(Collected data)
◇ ◇ ◇ ◇ ◇

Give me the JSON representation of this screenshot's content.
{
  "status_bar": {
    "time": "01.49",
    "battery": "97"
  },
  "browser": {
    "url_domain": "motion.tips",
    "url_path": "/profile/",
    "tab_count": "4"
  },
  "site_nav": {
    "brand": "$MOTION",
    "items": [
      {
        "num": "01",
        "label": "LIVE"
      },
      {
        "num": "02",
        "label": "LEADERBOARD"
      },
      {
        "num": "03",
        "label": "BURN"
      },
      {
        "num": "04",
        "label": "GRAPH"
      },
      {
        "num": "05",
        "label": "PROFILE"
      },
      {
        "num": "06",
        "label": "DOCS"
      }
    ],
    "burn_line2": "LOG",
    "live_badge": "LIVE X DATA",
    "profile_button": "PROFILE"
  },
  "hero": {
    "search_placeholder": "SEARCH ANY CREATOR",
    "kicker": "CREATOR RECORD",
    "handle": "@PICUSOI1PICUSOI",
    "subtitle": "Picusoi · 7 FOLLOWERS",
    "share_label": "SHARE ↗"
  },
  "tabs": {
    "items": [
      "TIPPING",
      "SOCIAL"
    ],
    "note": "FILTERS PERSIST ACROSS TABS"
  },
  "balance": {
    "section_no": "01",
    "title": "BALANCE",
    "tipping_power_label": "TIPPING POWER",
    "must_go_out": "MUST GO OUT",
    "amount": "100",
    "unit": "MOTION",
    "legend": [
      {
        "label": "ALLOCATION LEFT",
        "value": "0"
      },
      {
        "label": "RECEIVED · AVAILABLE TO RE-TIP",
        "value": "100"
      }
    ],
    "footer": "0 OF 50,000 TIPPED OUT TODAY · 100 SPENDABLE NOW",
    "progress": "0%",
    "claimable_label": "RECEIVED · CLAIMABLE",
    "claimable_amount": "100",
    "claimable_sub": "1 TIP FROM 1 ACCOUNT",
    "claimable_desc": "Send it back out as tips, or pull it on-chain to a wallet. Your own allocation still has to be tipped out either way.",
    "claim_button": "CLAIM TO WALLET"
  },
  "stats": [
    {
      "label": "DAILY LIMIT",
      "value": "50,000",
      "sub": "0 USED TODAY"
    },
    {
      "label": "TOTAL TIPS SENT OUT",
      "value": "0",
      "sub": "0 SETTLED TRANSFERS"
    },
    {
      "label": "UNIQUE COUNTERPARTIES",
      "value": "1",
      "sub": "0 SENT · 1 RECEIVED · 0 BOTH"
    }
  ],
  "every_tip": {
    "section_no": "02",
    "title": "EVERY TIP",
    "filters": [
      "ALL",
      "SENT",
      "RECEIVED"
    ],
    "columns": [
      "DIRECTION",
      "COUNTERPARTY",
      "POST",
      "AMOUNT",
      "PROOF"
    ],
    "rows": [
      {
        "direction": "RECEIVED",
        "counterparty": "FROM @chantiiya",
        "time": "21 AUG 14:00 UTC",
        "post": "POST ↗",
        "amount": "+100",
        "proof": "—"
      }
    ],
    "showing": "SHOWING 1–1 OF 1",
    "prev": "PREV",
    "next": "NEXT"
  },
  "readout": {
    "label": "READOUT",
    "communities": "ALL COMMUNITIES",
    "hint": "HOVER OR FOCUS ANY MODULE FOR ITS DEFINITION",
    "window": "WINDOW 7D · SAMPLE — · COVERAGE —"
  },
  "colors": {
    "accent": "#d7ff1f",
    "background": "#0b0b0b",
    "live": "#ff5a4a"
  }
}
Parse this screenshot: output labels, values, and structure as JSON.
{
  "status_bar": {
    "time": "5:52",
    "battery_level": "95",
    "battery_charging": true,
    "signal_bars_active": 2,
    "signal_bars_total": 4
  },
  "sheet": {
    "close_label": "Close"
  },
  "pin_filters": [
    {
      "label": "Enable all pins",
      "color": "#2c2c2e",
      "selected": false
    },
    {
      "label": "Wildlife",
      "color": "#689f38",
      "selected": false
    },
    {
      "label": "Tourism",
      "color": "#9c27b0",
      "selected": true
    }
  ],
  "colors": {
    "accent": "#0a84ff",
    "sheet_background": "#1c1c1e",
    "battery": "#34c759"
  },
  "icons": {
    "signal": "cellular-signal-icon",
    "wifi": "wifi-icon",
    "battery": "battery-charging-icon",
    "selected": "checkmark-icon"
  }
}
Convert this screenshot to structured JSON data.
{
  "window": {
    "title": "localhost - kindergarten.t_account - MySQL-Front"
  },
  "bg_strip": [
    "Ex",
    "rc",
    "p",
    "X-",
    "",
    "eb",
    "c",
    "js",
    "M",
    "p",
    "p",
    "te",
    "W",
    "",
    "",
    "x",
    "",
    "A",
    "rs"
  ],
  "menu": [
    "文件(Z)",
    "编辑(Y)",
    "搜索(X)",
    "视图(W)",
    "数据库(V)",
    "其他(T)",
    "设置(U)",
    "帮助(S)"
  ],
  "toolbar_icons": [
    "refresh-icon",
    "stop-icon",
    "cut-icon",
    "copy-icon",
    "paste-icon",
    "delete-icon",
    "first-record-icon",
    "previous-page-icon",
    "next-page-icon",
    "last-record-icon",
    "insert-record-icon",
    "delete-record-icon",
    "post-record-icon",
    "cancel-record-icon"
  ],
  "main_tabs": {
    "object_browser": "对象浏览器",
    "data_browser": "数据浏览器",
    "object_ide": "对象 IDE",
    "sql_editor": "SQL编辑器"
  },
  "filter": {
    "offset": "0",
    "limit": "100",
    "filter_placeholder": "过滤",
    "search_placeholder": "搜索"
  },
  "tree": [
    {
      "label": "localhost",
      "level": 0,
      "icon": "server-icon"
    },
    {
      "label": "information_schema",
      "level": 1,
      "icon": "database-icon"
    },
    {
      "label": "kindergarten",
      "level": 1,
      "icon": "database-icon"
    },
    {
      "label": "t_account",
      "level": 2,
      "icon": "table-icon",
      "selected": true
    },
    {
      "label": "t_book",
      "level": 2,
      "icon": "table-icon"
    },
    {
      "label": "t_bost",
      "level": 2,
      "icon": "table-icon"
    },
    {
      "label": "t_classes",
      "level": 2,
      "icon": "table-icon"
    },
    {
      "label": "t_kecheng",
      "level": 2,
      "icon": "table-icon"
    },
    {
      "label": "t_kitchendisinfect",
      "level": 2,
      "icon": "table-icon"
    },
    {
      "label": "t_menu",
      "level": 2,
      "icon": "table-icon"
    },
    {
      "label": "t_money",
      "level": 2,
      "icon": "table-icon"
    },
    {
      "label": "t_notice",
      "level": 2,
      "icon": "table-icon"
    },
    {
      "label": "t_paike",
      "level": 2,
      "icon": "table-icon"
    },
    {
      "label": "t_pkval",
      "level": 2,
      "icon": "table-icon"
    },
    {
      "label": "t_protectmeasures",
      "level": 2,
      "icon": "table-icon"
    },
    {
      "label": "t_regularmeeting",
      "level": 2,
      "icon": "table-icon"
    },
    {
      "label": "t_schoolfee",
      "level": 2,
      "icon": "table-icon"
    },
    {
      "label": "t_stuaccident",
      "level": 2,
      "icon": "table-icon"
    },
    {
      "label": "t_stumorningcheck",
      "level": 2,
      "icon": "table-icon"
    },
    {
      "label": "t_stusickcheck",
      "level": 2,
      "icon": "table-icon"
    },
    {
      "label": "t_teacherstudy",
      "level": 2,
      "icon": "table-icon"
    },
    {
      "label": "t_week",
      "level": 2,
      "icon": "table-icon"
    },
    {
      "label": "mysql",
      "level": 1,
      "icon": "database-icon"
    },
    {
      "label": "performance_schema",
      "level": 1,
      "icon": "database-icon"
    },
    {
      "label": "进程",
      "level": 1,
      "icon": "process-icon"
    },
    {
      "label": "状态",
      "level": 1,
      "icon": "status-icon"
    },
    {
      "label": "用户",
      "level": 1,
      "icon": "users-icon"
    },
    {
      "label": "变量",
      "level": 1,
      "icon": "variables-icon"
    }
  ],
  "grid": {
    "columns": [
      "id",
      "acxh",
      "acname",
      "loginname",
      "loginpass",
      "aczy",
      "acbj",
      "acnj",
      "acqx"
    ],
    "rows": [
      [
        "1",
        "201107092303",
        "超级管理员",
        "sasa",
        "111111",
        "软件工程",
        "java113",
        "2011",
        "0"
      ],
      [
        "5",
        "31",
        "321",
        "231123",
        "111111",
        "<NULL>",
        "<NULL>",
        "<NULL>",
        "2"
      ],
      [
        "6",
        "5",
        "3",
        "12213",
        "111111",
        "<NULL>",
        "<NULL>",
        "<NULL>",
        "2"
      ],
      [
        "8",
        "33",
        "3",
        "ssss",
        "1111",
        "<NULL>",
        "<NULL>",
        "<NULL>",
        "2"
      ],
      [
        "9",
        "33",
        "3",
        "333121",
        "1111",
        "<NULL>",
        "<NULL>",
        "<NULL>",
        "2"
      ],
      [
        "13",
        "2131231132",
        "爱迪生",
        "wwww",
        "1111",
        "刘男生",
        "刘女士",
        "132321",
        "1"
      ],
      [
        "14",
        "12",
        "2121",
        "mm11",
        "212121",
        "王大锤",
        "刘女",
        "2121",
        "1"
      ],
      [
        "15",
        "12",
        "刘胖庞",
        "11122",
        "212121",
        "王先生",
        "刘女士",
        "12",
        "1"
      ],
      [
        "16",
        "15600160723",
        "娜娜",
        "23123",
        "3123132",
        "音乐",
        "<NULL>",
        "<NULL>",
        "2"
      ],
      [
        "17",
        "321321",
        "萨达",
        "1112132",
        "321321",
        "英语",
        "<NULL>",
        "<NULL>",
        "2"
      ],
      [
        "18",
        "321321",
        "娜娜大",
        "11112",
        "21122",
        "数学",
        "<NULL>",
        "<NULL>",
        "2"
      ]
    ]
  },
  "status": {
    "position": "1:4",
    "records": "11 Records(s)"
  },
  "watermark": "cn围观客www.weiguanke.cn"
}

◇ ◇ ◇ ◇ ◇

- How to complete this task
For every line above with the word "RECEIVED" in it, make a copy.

- Your response
        "label": "RECEIVED · AVAILABLE TO RE-TIP",
    "claimable_label": "RECEIVED · CLAIMABLE",
      "sub": "0 SENT · 1 RECEIVED · 0 BOTH"
      "RECEIVED"
        "direction": "RECEIVED",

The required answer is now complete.